** Opening Data provided block **
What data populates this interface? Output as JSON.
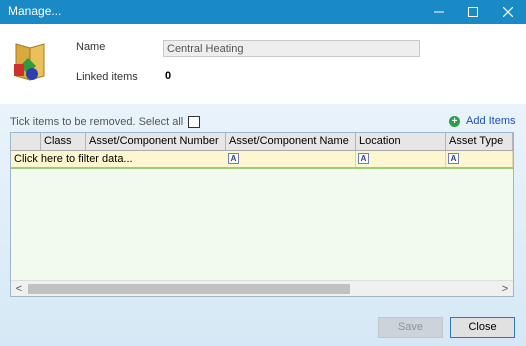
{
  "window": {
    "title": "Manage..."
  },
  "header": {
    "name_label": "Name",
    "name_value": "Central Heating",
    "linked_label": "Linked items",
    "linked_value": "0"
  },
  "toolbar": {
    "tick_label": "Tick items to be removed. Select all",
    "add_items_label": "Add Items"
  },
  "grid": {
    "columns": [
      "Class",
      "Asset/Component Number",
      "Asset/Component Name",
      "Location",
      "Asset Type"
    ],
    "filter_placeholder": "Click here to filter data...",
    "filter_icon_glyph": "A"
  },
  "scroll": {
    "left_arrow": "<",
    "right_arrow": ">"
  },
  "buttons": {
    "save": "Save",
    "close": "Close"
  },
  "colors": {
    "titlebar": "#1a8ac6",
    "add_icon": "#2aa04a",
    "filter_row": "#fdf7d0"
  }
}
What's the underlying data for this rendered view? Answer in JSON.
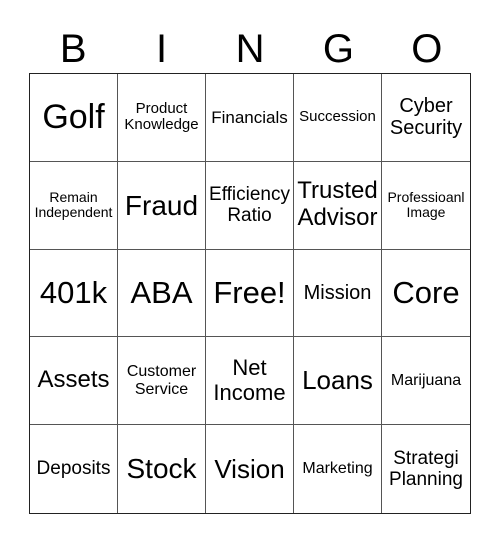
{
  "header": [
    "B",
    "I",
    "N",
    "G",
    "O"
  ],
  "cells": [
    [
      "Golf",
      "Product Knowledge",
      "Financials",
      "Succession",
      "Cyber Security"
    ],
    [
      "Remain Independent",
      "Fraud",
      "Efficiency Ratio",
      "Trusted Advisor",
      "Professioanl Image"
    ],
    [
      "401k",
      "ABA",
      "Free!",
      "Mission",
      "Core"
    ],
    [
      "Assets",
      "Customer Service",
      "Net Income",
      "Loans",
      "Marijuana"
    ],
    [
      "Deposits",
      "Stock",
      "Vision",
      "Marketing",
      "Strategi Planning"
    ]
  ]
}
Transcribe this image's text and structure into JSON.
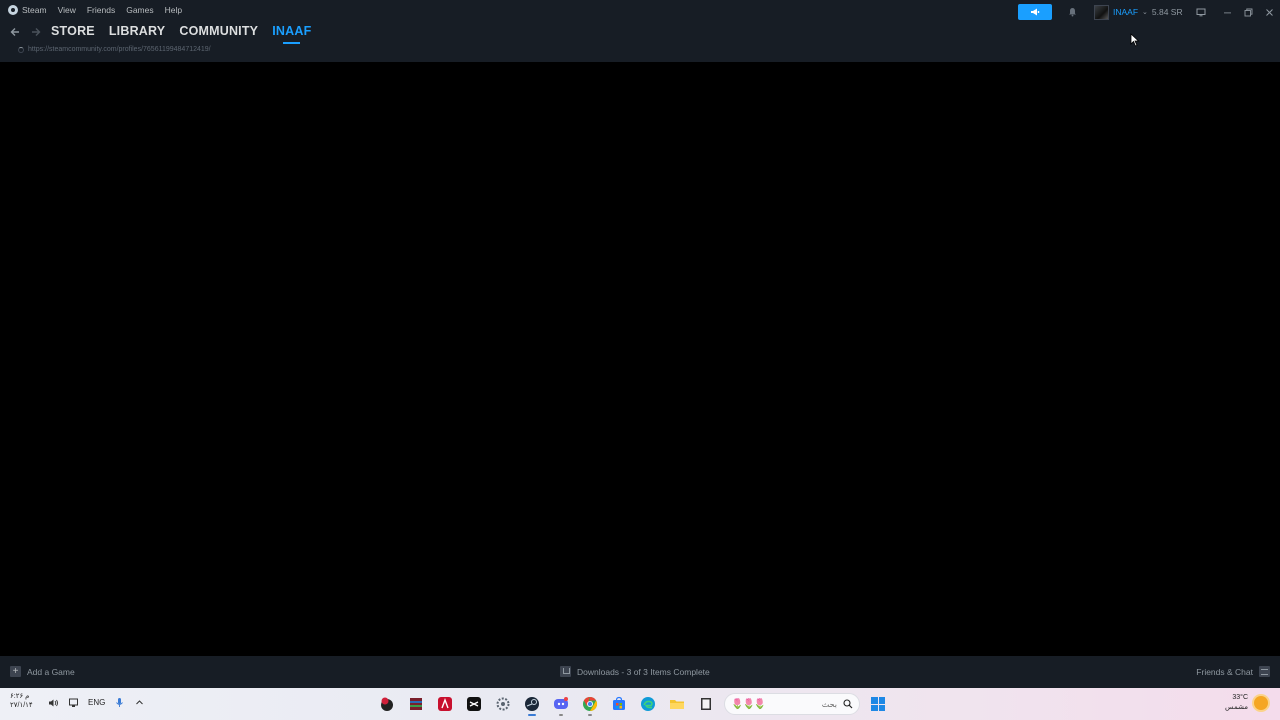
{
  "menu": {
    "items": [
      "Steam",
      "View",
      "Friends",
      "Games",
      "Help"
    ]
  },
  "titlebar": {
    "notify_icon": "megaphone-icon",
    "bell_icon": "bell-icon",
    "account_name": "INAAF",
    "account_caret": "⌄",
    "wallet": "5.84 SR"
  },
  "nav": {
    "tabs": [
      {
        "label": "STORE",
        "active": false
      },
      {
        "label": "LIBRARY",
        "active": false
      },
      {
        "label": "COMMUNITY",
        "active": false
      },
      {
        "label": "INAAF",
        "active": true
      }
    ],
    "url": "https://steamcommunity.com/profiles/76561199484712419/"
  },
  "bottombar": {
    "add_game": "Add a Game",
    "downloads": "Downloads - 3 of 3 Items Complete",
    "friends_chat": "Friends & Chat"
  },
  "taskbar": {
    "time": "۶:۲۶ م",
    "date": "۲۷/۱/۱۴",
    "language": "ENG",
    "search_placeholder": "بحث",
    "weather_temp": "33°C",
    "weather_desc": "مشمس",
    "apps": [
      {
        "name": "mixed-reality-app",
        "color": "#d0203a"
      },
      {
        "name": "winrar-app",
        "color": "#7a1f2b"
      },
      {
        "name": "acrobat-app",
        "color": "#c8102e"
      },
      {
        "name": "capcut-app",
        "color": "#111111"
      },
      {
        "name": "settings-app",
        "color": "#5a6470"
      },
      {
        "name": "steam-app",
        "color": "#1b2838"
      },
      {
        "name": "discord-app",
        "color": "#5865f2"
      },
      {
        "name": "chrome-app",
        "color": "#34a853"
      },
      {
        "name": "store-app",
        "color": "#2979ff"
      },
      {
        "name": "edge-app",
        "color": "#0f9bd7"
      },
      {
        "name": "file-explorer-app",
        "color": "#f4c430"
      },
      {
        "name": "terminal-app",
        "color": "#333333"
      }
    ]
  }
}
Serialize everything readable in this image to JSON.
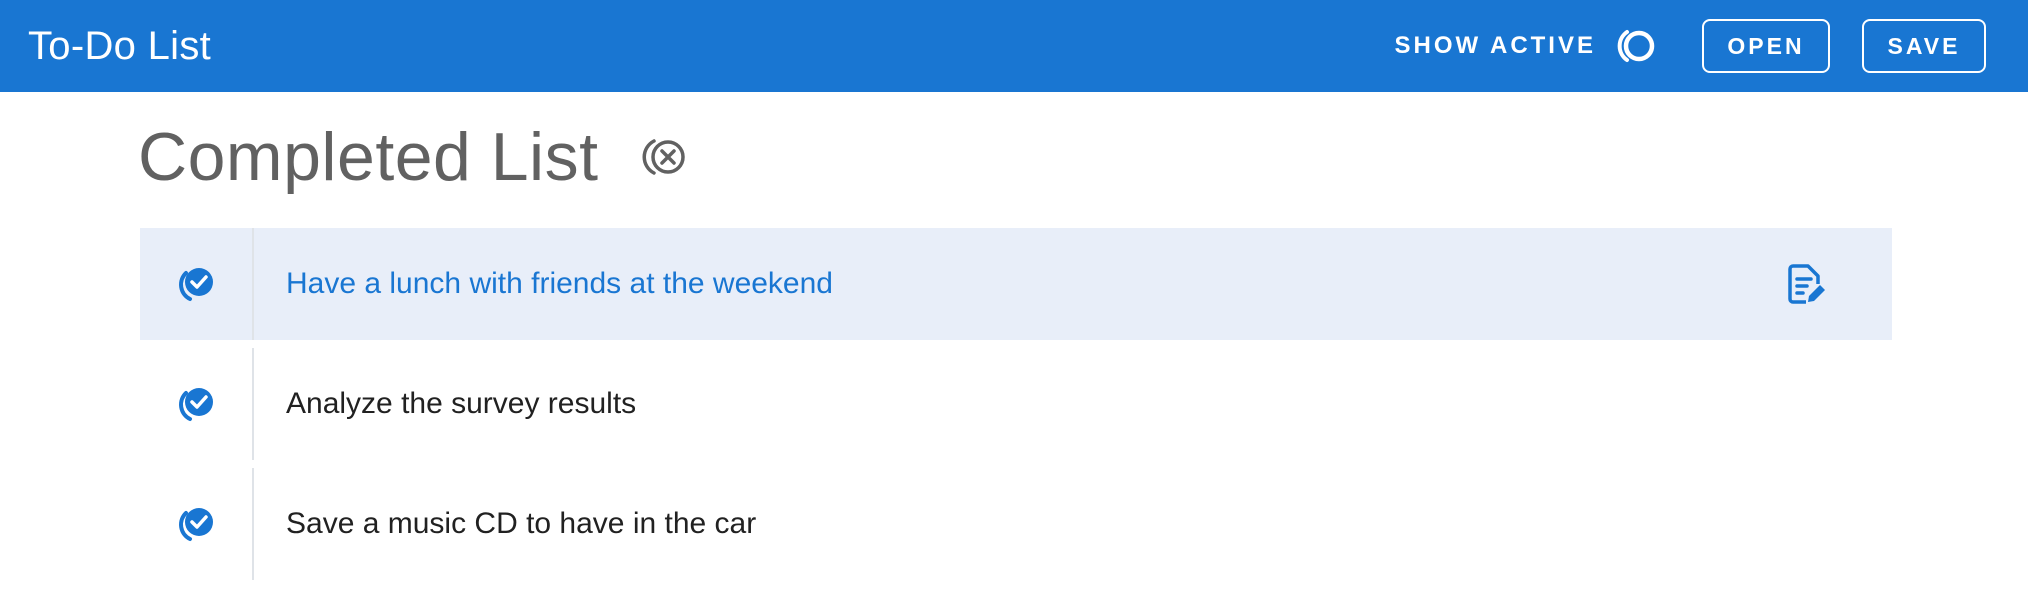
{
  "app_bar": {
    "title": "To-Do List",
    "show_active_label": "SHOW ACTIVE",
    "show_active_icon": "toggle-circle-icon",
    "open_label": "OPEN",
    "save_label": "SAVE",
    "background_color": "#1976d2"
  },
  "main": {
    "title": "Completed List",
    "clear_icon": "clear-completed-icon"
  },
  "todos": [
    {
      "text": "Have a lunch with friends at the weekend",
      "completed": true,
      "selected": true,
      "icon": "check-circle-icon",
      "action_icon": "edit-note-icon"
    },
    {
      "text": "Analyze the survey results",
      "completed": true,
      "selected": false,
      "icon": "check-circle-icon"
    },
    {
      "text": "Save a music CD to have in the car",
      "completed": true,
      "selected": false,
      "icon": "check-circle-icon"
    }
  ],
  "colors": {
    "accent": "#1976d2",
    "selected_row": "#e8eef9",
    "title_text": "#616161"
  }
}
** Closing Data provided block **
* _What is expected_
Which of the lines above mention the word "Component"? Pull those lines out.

* _Response to the task_
      "Asset/Component Number",
      "Asset/Component Name",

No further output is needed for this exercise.